*** Block opens ***

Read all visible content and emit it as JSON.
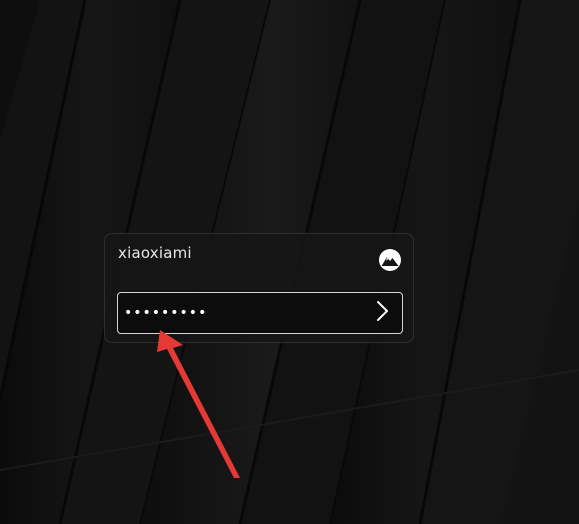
{
  "login": {
    "username": "xiaoxiami",
    "password_masked": "•••••••••",
    "password_value": "•••••••••"
  },
  "icons": {
    "distro_icon": "mountain-logo-icon",
    "submit_icon": "chevron-right-icon"
  },
  "colors": {
    "background": "#121212",
    "card_border": "#2e2e2e",
    "field_border": "#d6d6d6",
    "text": "#e8e8e8",
    "annotation_arrow": "#e53935"
  }
}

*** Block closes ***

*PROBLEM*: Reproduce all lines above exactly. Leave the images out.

*WRITTEN RESPONSE*:
Read all visible content and emit it as JSON.
{
  "login": {
    "username": "xiaoxiami",
    "password_masked": "•••••••••",
    "password_value": "•••••••••"
  },
  "icons": {
    "distro_icon": "mountain-logo-icon",
    "submit_icon": "chevron-right-icon"
  },
  "colors": {
    "background": "#121212",
    "card_border": "#2e2e2e",
    "field_border": "#d6d6d6",
    "text": "#e8e8e8",
    "annotation_arrow": "#e53935"
  }
}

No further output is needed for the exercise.